▶ _ENTRIES SUPPLIED_
*** Begin section ***
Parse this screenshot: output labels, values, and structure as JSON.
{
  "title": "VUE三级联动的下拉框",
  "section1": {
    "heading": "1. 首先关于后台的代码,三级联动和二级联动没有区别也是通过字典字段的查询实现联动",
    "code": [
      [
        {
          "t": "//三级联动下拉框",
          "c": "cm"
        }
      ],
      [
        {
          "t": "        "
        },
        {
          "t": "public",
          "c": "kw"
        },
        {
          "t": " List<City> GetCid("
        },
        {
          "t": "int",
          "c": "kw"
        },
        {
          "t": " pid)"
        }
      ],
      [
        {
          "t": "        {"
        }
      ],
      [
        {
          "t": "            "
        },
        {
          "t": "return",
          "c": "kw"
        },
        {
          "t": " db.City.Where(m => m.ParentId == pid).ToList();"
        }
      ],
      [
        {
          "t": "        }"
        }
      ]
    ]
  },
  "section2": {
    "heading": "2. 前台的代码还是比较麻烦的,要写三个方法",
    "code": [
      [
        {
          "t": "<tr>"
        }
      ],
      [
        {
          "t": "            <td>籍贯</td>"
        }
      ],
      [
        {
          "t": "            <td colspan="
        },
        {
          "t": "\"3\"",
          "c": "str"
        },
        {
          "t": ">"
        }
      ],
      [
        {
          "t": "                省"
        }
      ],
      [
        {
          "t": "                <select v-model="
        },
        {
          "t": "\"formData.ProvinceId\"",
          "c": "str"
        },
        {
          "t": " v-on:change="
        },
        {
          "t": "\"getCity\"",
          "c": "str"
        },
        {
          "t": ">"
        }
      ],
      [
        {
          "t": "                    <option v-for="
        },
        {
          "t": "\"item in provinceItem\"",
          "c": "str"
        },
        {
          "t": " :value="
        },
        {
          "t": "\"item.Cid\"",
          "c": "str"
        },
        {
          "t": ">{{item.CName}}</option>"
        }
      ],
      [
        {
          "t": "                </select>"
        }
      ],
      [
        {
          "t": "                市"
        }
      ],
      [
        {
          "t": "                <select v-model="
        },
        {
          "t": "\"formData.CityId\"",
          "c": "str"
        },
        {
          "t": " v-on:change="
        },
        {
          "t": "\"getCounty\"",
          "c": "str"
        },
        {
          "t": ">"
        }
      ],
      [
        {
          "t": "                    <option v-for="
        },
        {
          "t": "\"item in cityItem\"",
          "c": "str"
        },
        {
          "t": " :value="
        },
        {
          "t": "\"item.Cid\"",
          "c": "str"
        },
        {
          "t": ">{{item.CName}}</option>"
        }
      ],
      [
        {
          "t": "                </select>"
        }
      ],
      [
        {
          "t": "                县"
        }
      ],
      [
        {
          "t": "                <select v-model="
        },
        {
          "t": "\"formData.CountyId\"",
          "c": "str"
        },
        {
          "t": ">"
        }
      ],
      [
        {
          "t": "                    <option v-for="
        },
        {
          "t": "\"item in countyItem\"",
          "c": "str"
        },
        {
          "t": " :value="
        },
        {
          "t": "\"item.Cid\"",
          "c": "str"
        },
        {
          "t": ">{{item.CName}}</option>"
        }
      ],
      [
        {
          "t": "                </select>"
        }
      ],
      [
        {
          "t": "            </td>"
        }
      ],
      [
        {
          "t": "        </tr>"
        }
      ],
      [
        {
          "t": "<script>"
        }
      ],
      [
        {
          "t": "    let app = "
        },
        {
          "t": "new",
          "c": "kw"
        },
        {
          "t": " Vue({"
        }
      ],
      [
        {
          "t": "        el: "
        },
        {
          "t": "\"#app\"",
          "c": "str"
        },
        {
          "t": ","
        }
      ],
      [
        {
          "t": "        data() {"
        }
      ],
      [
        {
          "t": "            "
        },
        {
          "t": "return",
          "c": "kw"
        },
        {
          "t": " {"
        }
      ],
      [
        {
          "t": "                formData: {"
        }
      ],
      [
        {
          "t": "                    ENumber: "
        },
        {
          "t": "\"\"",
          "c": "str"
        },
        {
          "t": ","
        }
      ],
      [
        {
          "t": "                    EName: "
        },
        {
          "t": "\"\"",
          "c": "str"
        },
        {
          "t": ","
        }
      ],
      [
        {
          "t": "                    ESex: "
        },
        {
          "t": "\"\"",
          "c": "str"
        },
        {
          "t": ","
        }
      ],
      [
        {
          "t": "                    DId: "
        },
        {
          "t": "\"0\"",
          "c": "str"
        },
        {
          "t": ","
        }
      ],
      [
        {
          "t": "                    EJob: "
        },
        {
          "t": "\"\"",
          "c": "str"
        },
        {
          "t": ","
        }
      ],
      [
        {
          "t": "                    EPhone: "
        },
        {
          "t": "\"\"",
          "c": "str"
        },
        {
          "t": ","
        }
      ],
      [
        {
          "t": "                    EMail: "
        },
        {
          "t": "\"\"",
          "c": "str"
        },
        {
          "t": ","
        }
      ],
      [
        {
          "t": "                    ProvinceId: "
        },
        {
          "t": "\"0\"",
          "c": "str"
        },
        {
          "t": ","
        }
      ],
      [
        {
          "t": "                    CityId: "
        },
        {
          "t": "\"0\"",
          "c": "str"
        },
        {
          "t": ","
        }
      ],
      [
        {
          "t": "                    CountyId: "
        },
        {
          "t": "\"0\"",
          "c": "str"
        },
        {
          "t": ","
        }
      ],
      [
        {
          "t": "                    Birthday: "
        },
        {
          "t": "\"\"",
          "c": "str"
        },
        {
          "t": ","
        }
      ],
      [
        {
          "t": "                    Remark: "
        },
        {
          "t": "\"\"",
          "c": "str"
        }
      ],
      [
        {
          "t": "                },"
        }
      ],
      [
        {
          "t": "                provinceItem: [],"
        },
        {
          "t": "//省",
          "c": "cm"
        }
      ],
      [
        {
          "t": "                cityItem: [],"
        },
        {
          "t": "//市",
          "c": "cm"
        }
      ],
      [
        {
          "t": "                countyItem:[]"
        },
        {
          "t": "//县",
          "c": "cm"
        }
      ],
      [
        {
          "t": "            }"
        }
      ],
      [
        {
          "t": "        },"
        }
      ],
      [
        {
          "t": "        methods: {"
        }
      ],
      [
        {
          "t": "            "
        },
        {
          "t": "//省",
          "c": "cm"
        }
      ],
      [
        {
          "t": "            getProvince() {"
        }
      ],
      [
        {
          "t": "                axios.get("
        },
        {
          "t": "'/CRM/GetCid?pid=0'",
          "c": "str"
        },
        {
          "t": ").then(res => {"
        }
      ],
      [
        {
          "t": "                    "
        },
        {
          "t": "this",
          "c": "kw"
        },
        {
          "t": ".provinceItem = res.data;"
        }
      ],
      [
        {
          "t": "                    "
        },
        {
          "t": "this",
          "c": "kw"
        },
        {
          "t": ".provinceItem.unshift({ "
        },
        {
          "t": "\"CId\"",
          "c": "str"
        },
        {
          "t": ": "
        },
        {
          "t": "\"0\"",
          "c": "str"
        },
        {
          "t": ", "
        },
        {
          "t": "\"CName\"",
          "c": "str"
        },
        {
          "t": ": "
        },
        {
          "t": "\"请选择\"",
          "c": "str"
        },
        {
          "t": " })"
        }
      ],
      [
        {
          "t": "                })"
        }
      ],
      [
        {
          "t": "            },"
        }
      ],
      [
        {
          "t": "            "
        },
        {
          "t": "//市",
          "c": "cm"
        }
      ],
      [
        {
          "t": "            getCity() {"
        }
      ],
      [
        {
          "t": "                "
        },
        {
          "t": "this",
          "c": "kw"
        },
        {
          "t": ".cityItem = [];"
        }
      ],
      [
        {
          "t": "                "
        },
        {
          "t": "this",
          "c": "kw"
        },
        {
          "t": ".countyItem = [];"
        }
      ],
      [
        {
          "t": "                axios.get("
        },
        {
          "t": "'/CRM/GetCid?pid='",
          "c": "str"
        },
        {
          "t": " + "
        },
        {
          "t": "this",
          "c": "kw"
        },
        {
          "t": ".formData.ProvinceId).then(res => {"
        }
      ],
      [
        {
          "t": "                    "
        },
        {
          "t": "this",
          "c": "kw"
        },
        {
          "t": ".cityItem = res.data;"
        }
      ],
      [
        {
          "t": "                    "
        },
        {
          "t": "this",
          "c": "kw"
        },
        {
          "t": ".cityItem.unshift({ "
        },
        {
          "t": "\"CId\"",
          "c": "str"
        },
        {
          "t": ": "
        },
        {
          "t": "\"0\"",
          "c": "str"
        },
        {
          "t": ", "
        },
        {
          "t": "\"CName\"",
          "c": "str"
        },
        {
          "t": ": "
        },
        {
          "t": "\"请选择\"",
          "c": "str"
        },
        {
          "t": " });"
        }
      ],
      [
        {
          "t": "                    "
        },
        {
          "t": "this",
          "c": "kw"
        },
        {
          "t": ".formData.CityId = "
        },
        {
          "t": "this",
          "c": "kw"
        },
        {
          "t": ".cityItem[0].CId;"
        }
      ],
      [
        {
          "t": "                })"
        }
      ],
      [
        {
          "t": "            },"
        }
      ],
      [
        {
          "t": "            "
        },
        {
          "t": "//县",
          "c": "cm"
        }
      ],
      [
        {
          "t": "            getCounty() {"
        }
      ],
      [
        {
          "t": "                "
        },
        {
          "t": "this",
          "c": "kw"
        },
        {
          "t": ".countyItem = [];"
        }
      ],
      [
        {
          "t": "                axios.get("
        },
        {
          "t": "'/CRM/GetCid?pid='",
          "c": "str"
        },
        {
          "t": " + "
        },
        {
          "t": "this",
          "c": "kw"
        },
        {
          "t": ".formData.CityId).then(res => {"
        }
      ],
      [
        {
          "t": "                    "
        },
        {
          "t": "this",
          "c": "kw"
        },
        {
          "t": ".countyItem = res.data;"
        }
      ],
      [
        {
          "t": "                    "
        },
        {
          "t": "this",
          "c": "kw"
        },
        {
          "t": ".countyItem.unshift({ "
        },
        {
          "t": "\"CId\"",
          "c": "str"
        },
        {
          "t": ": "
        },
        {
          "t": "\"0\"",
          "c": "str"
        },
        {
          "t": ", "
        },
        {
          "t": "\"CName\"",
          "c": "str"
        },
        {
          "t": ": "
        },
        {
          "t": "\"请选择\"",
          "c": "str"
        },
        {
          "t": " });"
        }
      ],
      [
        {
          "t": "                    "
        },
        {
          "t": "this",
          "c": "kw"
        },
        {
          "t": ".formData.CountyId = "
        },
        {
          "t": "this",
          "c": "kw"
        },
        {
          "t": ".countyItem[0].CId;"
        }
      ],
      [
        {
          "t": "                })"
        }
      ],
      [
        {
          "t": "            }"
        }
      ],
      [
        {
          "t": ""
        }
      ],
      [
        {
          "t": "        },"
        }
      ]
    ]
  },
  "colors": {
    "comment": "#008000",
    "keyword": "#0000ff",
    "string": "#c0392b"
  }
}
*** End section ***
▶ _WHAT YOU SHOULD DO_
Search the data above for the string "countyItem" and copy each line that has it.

▶ _RESPONSE TO THE TASK_
          "t": "\"item in countyItem\"",
          "t": "                countyItem:[]"
          "t": ".countyItem = [];"
          "t": ".countyItem = [];"
          "t": ".countyItem = res.data;"
          "t": ".countyItem.unshift({ "
          "t": ".countyItem[0].CId;"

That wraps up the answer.